A Jan. 17 signal from the Bradenton Beach dais indicated the long-standing feud with Center for Municipal Solutions’ Lawrence “Rusty” Monroe over cell tower application reviews was coming to an end.
But whatever flag of truce was expected to be raised was quickly lowered at a Feb. 7 city commission meeting when city attorney Ricinda Perry pointed out some potential contractual landmines if the city continues on pace to sign a consulting contract with Monroe.
The contract came before commissioners before the amendments to the ordinance — originally written by Monroe — were completed.
Perry said those amendments are not done because Monroe is disputing most of her suggested changes.
Commissioner Ric Gatehouse first called the ordinance into question a few months ago, saying the ordinance was ambiguous, designed to financially benefit Monroe at the expense of local business and removed too much city authority.
Perry summed up her argument against signing the contract by suggesting nothing has changed.
She said city planner Alan Garrett was “carving a special exception on shorter antennas and we discovered more changes were needed, specifically Mr. Monroe’s fees.”
Gatehouse said he has been communicating with Monroe via email and he has received mostly positive responses regarding the changes he sought. The commissioner said he believed a deal was close at hand.
“Unlike Commissioner Gatehouse, I did not receive positive responses to the contract negotiations,” said Perry. “I received one agreement to many objections I had. Legally, I feel it is one sided and does not look out for the interests of the city.”
Gatehouse said the contract rests on the legality of the ordinance.
“We need to fix the ordinance before we sign a contract,” he said. “The old ordinance will put us right back where we were three or four months ago.”
Commissioners have expressed interest in moving the cell tower process along, but “I don’t want to rush into a bad deal,” said Gatehouse.
Mayor John Shaughnessy agreed.
“I want to move this along, but by the same token, do not want to do anything that will come back and bite us,” he said.
Commissioners asked Perry to enter back into negotiations with Monroe in hopes of bringing the issue to the next commission meeting.
Perry said she would act on the commission’s direction, but did not believe she would be able to come to terms with Monroe.
“I don’t think we will come to terms with the consulting agreement,” she said. “I need to know if you need me to fight for this or let it go.”
Commissioner Jan Vosburgh said she wasn’t comfortable with continuing contract talks.
“I think Mr. Monroe has been very difficult to work with,” she said. “I thought all of this was resolved the last time he was mad at us. Then all of a sudden, it’s back in front of us. I think it’s unprofessional.”
Jim Eatrides of Alpha Omega Communications suggested the city back off redoing the ordinance, saying it will be needed if negotiations with Monroe break down.
“That’s an enormous amount of work,” he said.
Perry said the city could have a new ordinance prepared in about two months and pointed out her biggest concerns.

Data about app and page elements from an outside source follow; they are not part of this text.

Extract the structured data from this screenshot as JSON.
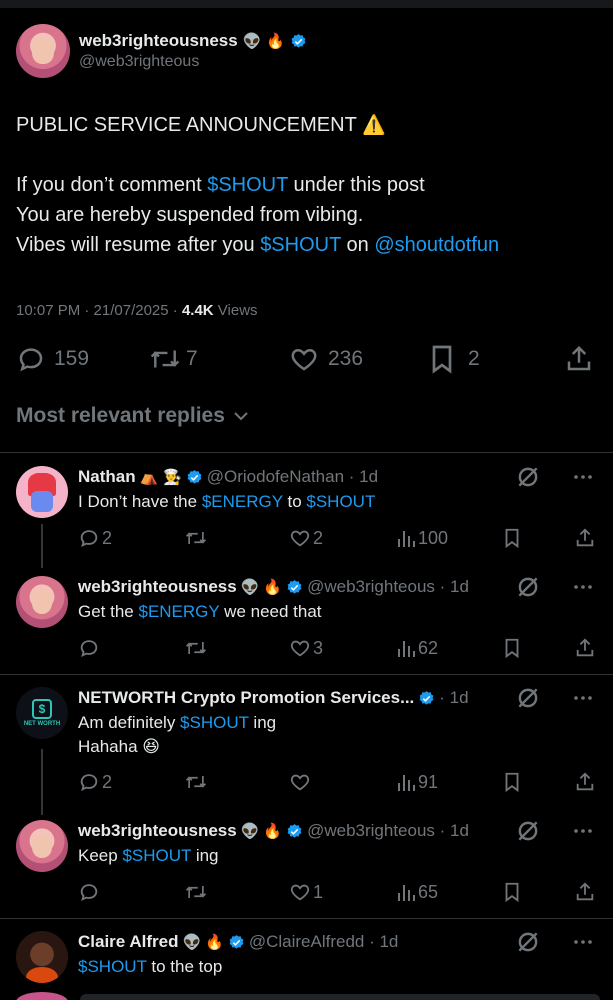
{
  "post": {
    "author_name": "web3righteousness",
    "author_handle": "@web3righteous",
    "lines": {
      "l1": "PUBLIC SERVICE ANNOUNCEMENT",
      "l1_emoji": "⚠️",
      "l2_a": "If you don’t comment ",
      "l2_tag": "$SHOUT",
      "l2_b": " under this post",
      "l3": "You are hereby suspended from vibing.",
      "l4_a": "Vibes will resume after you ",
      "l4_tag": "$SHOUT",
      "l4_b": " on ",
      "l4_mention": "@shoutdotfun"
    },
    "timestamp": "10:07 PM · 21/07/2025 · ",
    "views_count": "4.4K",
    "views_label": " Views",
    "replies": "159",
    "reposts": "7",
    "likes": "236",
    "bookmarks": "2"
  },
  "sort_label": "Most relevant replies",
  "replies": [
    {
      "name": "Nathan",
      "badges": "⛺ 👨‍🍳",
      "handle": "@OriodofeNathan · 1d",
      "text_a": "I Don’t have the ",
      "tag1": "$ENERGY",
      "text_b": " to ",
      "tag2": "$SHOUT",
      "replies": "2",
      "likes": "2",
      "views": "100"
    },
    {
      "name": "web3righteousness",
      "handle": "@web3righteous · 1d",
      "text_a": "Get the ",
      "tag1": "$ENERGY",
      "text_b": " we need that",
      "replies": "",
      "likes": "3",
      "views": "62"
    },
    {
      "name": "NETWORTH Crypto Promotion Services...",
      "handle": "· 1d",
      "text_a": "Am definitely ",
      "tag1": "$SHOUT",
      "text_b": " ing",
      "text_line2": "Hahaha 😆",
      "avatar_text": "NET WORTH",
      "replies": "2",
      "likes": "",
      "views": "91"
    },
    {
      "name": "web3righteousness",
      "handle": "@web3righteous · 1d",
      "text_a": "Keep ",
      "tag1": "$SHOUT",
      "text_b": " ing",
      "replies": "",
      "likes": "1",
      "views": "65"
    },
    {
      "name": "Claire Alfred",
      "handle": "@ClaireAlfredd · 1d",
      "tag1": "$SHOUT",
      "text_b": " to the top"
    }
  ],
  "colors": {
    "accent": "#1d9bf0",
    "muted": "#71767b",
    "background": "#000000"
  },
  "icons": [
    "verified-badge-icon",
    "alien-emoji-icon",
    "fire-emoji-icon",
    "reply-icon",
    "repost-icon",
    "like-icon",
    "bookmark-icon",
    "share-icon",
    "views-icon",
    "grok-icon",
    "more-icon",
    "chevron-down-icon"
  ]
}
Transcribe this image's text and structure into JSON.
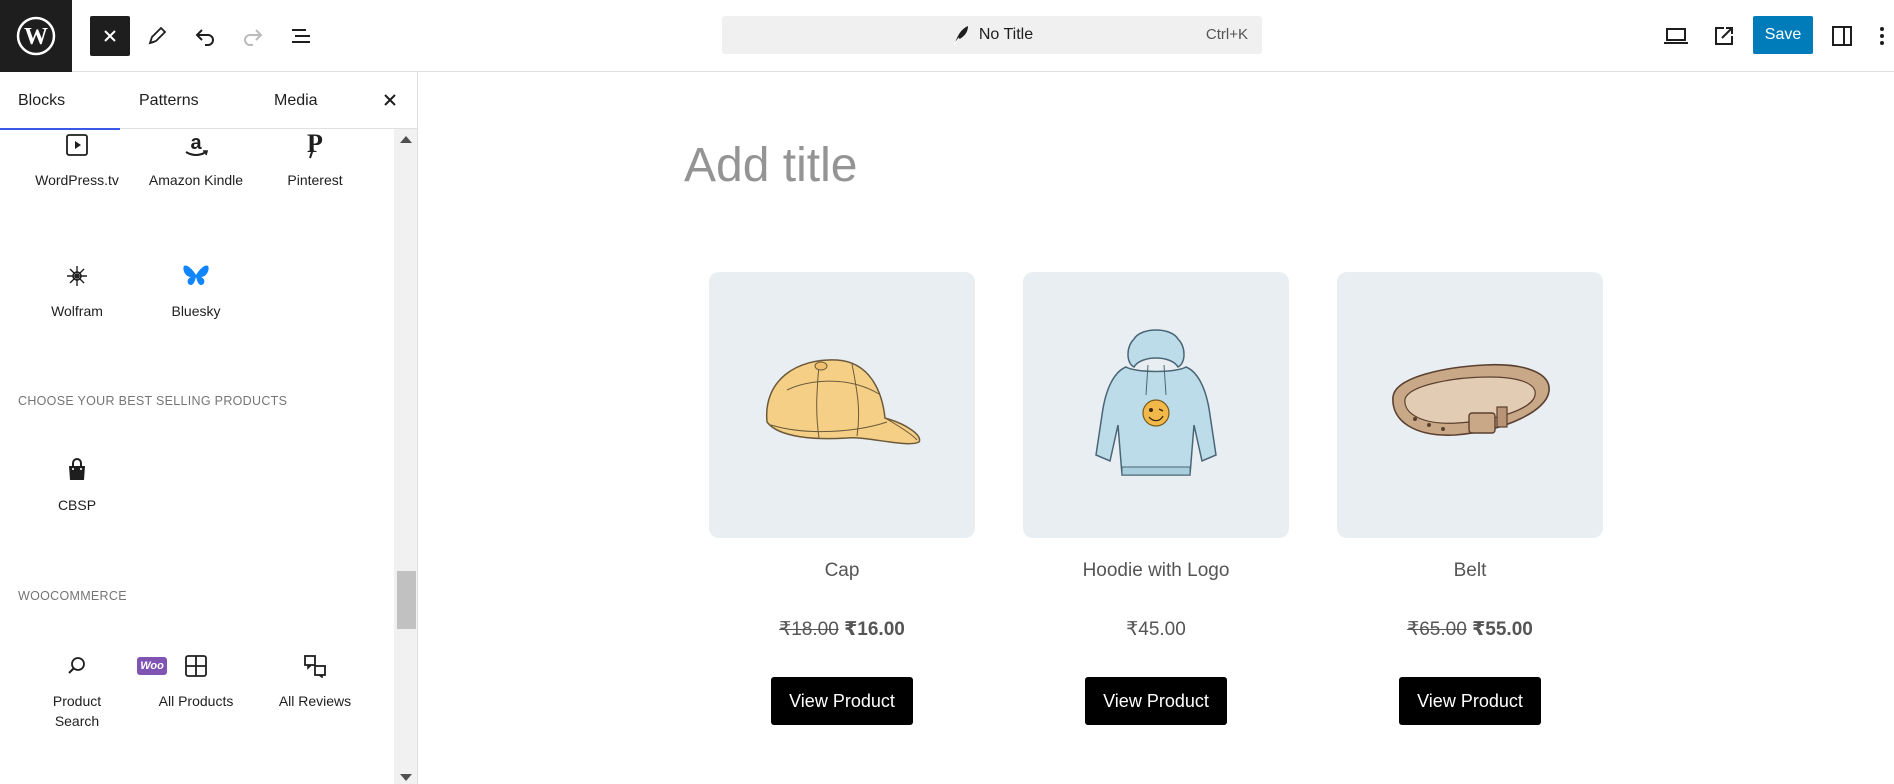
{
  "toolbar": {
    "document_title": "No Title",
    "shortcut": "Ctrl+K",
    "save_label": "Save"
  },
  "sidebar": {
    "tabs": [
      {
        "label": "Blocks",
        "active": true
      },
      {
        "label": "Patterns",
        "active": false
      },
      {
        "label": "Media",
        "active": false
      }
    ],
    "embed_blocks": [
      {
        "label": "WordPress.tv",
        "icon": "video-embed-icon"
      },
      {
        "label": "Amazon Kindle",
        "icon": "amazon-icon"
      },
      {
        "label": "Pinterest",
        "icon": "pinterest-icon"
      },
      {
        "label": "Wolfram",
        "icon": "wolfram-icon"
      },
      {
        "label": "Bluesky",
        "icon": "bluesky-icon"
      }
    ],
    "sections": [
      {
        "title": "CHOOSE YOUR BEST SELLING PRODUCTS",
        "blocks": [
          {
            "label": "CBSP",
            "icon": "shopping-bag-icon"
          }
        ]
      },
      {
        "title": "WOOCOMMERCE",
        "badge": "Woo",
        "blocks": [
          {
            "label": "Product Search",
            "icon": "search-icon"
          },
          {
            "label": "All Products",
            "icon": "grid-icon"
          },
          {
            "label": "All Reviews",
            "icon": "reviews-icon"
          }
        ]
      }
    ]
  },
  "canvas": {
    "title_placeholder": "Add title",
    "products": [
      {
        "name": "Cap",
        "old_price": "₹18.00",
        "price": "₹16.00",
        "button": "View Product"
      },
      {
        "name": "Hoodie with Logo",
        "old_price": "",
        "price": "₹45.00",
        "button": "View Product"
      },
      {
        "name": "Belt",
        "old_price": "₹65.00",
        "price": "₹55.00",
        "button": "View Product"
      }
    ]
  },
  "colors": {
    "accent": "#007cba",
    "tab_indicator": "#3858e9",
    "woo": "#7f54b3",
    "bluesky": "#1185fe"
  }
}
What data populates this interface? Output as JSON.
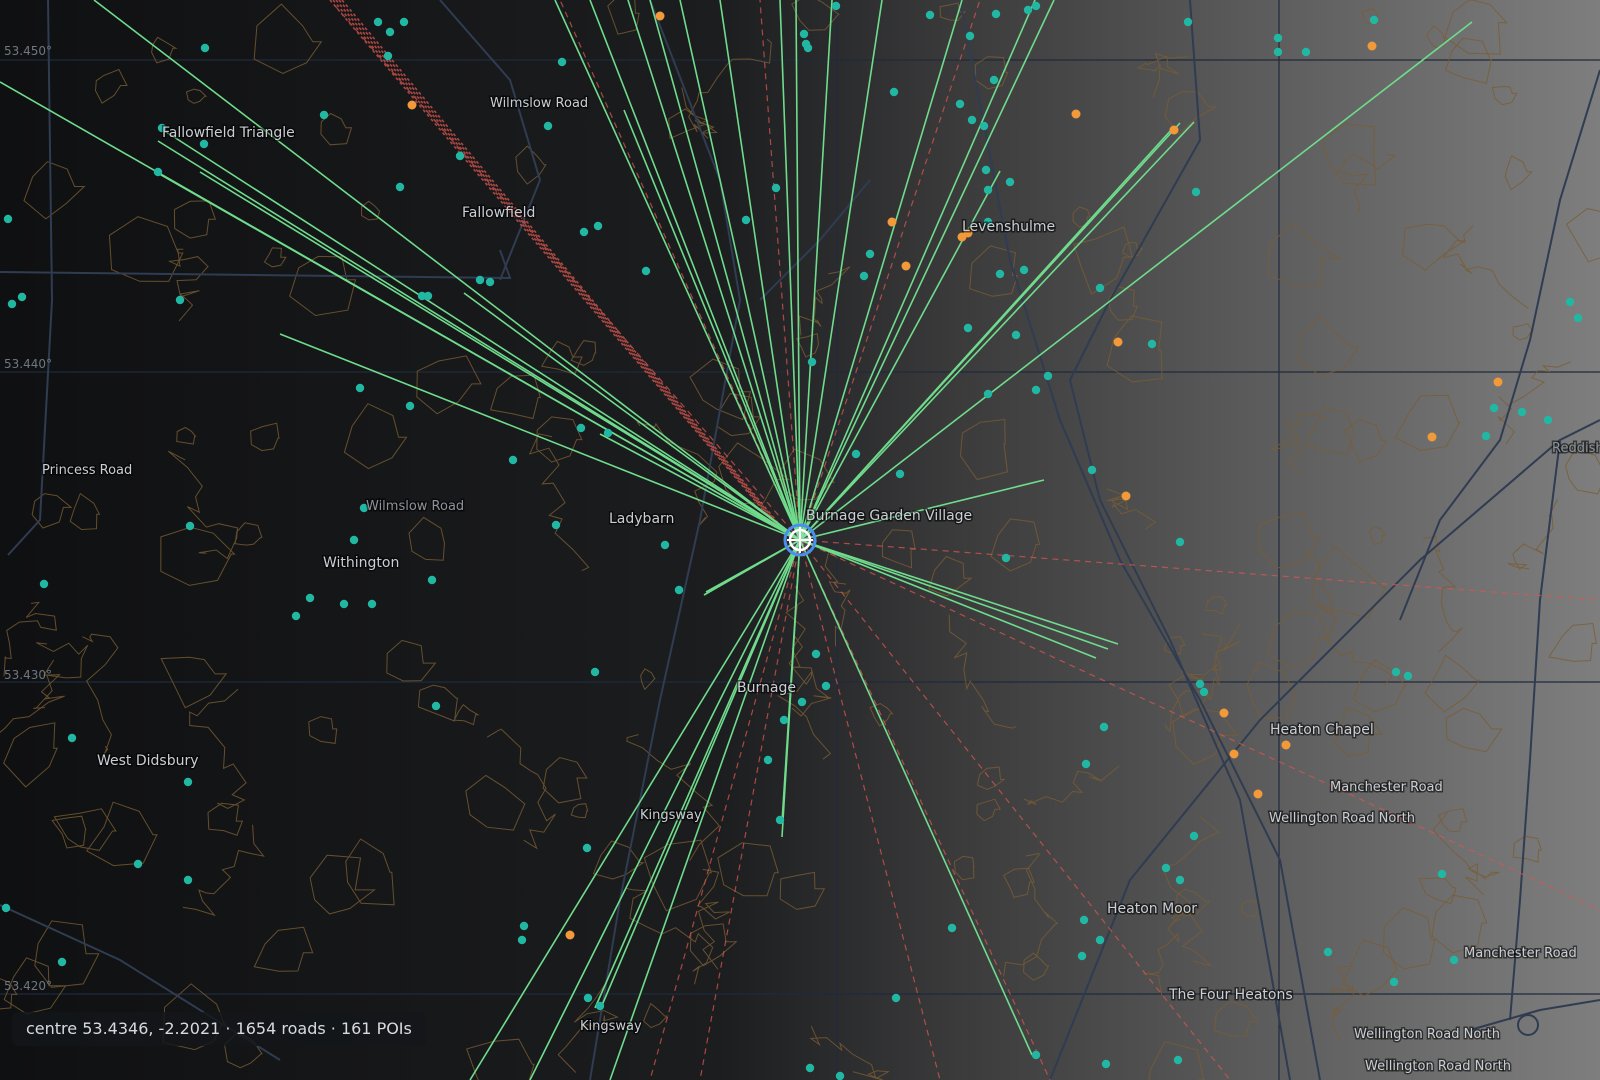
{
  "status": {
    "text": "centre 53.4346, -2.2021 · 1654 roads · 161 POIs"
  },
  "centre": {
    "lat": 53.4346,
    "lon": -2.2021
  },
  "counts": {
    "roads": 1654,
    "pois": 161
  },
  "colors": {
    "background_dark": "#0e0f11",
    "background_light": "#7b7b7b",
    "connection_line": "#6ee28f",
    "dashed_line": "#e05a5a",
    "poi_teal": "#21b7a3",
    "poi_orange": "#f2993a",
    "contour": "#8a6a3a",
    "grid": "#1e2a3a",
    "road": "#2e3a4c",
    "centre_marker": "#4a8ef0"
  },
  "latitude_labels": [
    "53.450°",
    "53.440°",
    "53.430°",
    "53.420°"
  ],
  "place_labels": [
    "Fallowfield Triangle",
    "Wilmslow Road",
    "Fallowfield",
    "Levenshulme",
    "Princess Road",
    "Wilmslow Road",
    "Ladybarn",
    "Burnage Garden Village",
    "Withington",
    "Burnage",
    "West Didsbury",
    "Heaton Chapel",
    "Manchester Road",
    "Wellington Road North",
    "Kingsway",
    "Heaton Moor",
    "The Four Heatons",
    "Manchester Road",
    "Kingsway",
    "Wellington Road North",
    "Wellington Road North",
    "Reddish"
  ],
  "icons": {
    "centre": "crosshair-target-icon"
  }
}
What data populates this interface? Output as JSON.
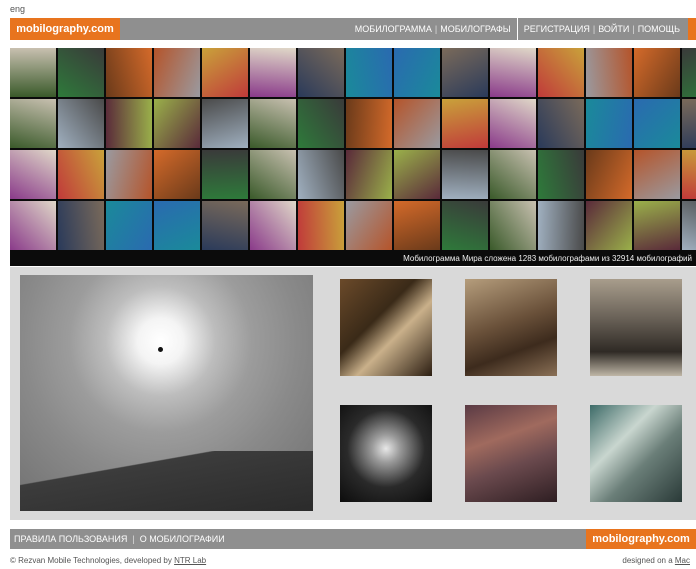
{
  "lang": "eng",
  "header": {
    "logo": "mobilography.com",
    "nav_left": [
      "МОБИЛОГРАММА",
      "МОБИЛОГРАФЫ"
    ],
    "nav_right": [
      "РЕГИСТРАЦИЯ",
      "ВОЙТИ",
      "ПОМОЩЬ"
    ],
    "accent": "#e8741e",
    "bar_color": "#8f8f8f"
  },
  "mosaic": {
    "caption": "Мобилограмма Мира сложена 1283 мобилографами из 32914 мобилографий"
  },
  "footer": {
    "nav": [
      "ПРАВИЛА ПОЛЬЗОВАНИЯ",
      "О МОБИЛОГРАФИИ"
    ],
    "logo": "mobilography.com",
    "copyright_prefix": "© Rezvan Mobile Technologies, developed by",
    "copyright_link": "NTR Lab",
    "designed_prefix": "designed on a",
    "designed_link": "Mac"
  }
}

She said the contract gives authority for Monroe to do work without city authorization. When Perry tried to strike that from the contract, she said Monroe declined.
Commissioners balked at the notion.
“Monroe’s concept of how this thing works is very different from ours,” said Gatehouse. “We are not trying to hire a telecommunications czar. We are looking to engage a consultant to be available as required.”
Perry said if commissioners sign the contract, the city would lose authority to delegate work to Monroe, who would have the power to charge the city for unauthorized work.
Commissioner Gay Breuler said if Monroe can’t agree to the city’s concerns, “We won’t have anything to do with you.”
Perry said Monroe also refused to budge on the city paying for an applicant that pulls out of a review.
“Mr. Monroe wants payment for any service and use of the city as a catchall,” she said. “An applicant would be required to set up an escrow account that Mr. Monroe could draw from but he wants a safety net that guarantees the city would pay the balance. I did not like that and wanted it removed. He would not agree to that.”
Perry wanted to include a paragraph that Monroe is responsible for all out-of-pocket costs, “and he wishes to strike that paragraph.”
The third of Perry’s primary concerns is Monroe’s refusal to agree to language that would allow the city to terminate its contract with him if he were to be found doing anything illegal.
“I’m not sure why he objects to that,” she said. “This is a provision that if he does something illegal under the law, we can get rid of him. I put that language in here, but he will not agree to any aspect of termination.”
Perry had other disagreements with the proposed contract, and said, “I 100 percent disagree with Mr. Monroe. I hope we can work this out, but I don’t think we will. What I need to know is whether or not I take a hard line on these negotiations.”
Commissioners agreed that Perry raised sufficient concern on key points. They agreed not to concede many of her points, and directed her to continue negotiations for two more weeks to see if Monroe would change his mind.
“See if he’s willing to give and we’ll make a decision in two weeks,” said Shaughnessy.